**TASK DIRECTIONS**
Look for "Kumar" in the records and copy every line that has it.

**Stored entries**
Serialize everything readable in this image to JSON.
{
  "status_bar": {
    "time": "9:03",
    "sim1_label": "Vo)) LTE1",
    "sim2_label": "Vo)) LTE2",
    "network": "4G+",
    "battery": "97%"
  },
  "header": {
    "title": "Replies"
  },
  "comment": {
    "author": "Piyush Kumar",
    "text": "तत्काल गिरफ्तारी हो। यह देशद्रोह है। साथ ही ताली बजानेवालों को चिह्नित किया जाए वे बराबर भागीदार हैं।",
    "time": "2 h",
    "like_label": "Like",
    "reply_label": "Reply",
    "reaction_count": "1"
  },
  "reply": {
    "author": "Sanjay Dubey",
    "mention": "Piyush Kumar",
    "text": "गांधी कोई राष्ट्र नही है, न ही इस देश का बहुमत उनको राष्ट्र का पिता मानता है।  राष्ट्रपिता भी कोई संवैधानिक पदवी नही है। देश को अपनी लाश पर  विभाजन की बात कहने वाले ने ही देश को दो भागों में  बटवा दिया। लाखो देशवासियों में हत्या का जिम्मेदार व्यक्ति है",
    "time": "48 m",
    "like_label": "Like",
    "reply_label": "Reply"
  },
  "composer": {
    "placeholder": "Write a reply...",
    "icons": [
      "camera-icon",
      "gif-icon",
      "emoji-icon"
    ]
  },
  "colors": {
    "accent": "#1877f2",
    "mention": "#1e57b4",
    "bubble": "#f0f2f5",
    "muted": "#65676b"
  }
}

**TASK RESULT**
    "author": "Piyush Kumar",
    "mention": "Piyush Kumar",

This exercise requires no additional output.